Success for businesses in today’s marketplace comes with the necessity for a robust and efficient online presence. With the dozens of social media platforms available, and nearly 2.5 billion people using them (a number expected to grow to 3.02 billion by 2021), there really is no excuse for a business to not be engaging with its audience.
But social media is more than building cleverly disguised self-promotional campaigns. It’s about genuinely connecting with the people who pay for your products and services in a way that is valuable to them – whether for informational or entertainment purposes.
Consumers are fickle. Their wants and needs can change on a daily, or sometimes, hourly basis depending on what’s going on in the world around them. The internet has leveled the playing field and made it possible for companies to but their brand in front of international audiences with a simple click of the mouse. Such a powerful tool, however, comes with the burden of posting responsibly so as not to offend or ostracize any one group of people, which could have a detrimental impact on your business’s reputation. Here are some things to keep in mind when engaging your audience.
Fact-checking is non-negotiable
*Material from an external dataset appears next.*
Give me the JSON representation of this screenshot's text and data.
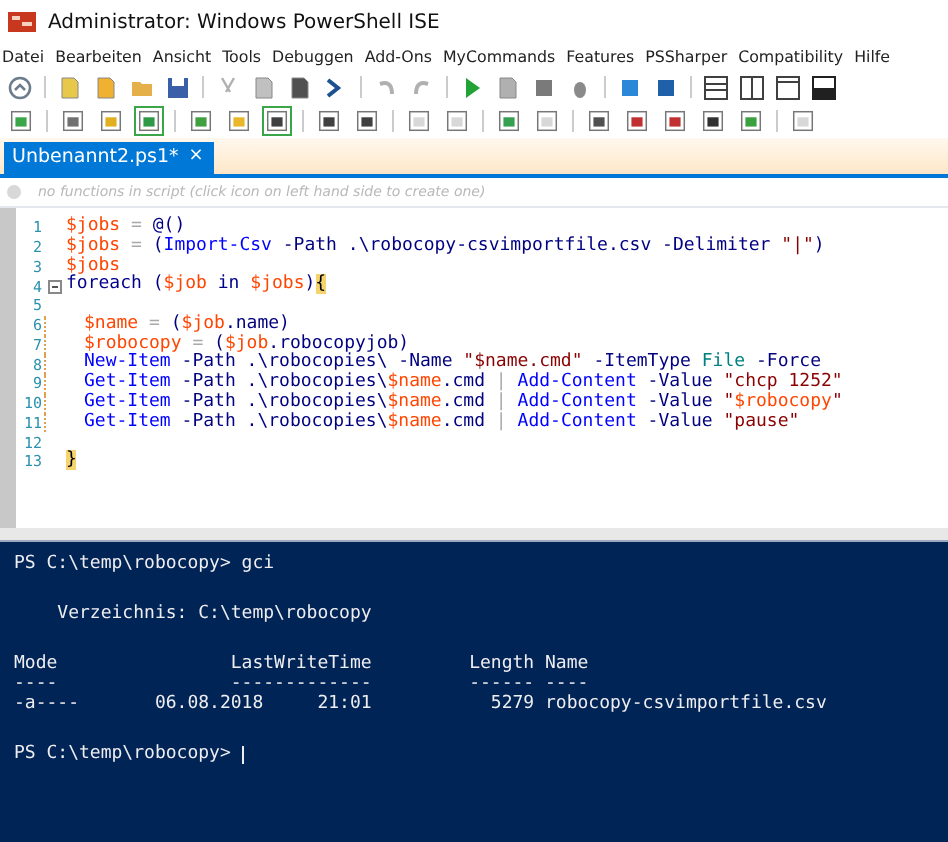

Morgan Freeman, Dead at age 80. October 5, 2017, was a sad day on social media feeds around the world. On that day people woke up to the spreading news that one of our most favorite actors had passed away. Except, Morgan Freeman isn’t dead.
While his is just one of many in a long line of celebrity death hoaxes, today’s world is one filled with misinformation (false information spread UNINTENTIONALLY) and disinformation (false information spread INTENTIONALLY). Both of which, however, can easily be curbed by simple fact-checking measures and ensuring the credibility of cited sources.
You might have the best intentions when sharing news stories as a public service announcement (PSA), but you absolutely must be sure that what you’re sharing is accurate. Websites such as Snopes were specifically built to combat the spread of false information, no matter the reasons behind it.
Further, social media also makes it possible to search out whether the source of information is legitimate. Just look them up and see what other information or user comments have been left. As a last resort, you can always “Google it” to see what other media outlets are reporting regarding the story you wish to share with your followers. It costs only a few minutes of your time up front, but failing to check the facts could ultimately cost you your reputation in the end.
Politics, Religion, and Humor
Politics and religion are two of history’s most polarizing topics and have fueled intense debate for millennia. A recent poll found that for various reasons, one in three Americans dreads discussing politics at Thanksgiving. It seems, though, as if anything and everything is fair game on social media. That is, unless you’re a business looking to keep your customers happy.
No matter what side of any divide you stand on (and therefore, your business), if you publicly “choose sides” via your online presence, you’re sure to exclude major segments of society. Want to wish your followers a Merry Christmas? What about the Jewish community celebrating Hanukkah, or those who celebrate Kwanzaa? Maybe it would be better to celebrate everyone and their faiths by sending out a big collective “Happy Holidays” message.
The same goes for humor. What Americans think is funny doesn’t fly in the UK where humor is a bit drier. And for some cultures, what is perceived as humorous by one can be regarded as utterly offensive by another. Sometimes, humor can be a useful tool for having your content shared to increase brand awareness, but knowing what is appropriate fodder for comedy is a must.
Enriching content over ill-planned attention grabbers (aka “click bait”)
Way back in a 2007 blog post, author, Brian Solis quipped, “Social Media Is About Sociology Not Technology.” As a species, we humans prefer to be hooked by engaging stories that share the experiences that make us, well, human.
And when we find a good source for those kinds of stories, we tend to revisit it. Unlike the sites that lure us in with enticing titles, only to assault us with the need to click through 20 pages of ad-laden tripe to get to the one thing we wanted to read.
When companies attempt to engage an audience, their campaigns must take into account the psychological dynamic. Merely creating a well-manufactured campaign with the intent of going viral won’t work. Think about which articles from your own social media feeds you click on and read? Are they stories of human triumph against the odds, or articles that appeal to your personal belief system and values?
Your social media followers are clicking on stories, articles, and ads for the same reasons. They want their lives to be enhanced by whatever content they are consuming. Give them life-enriching value when you deliver content and leave the smarmy attempts at capturing audience attention with click bait titles for your competition.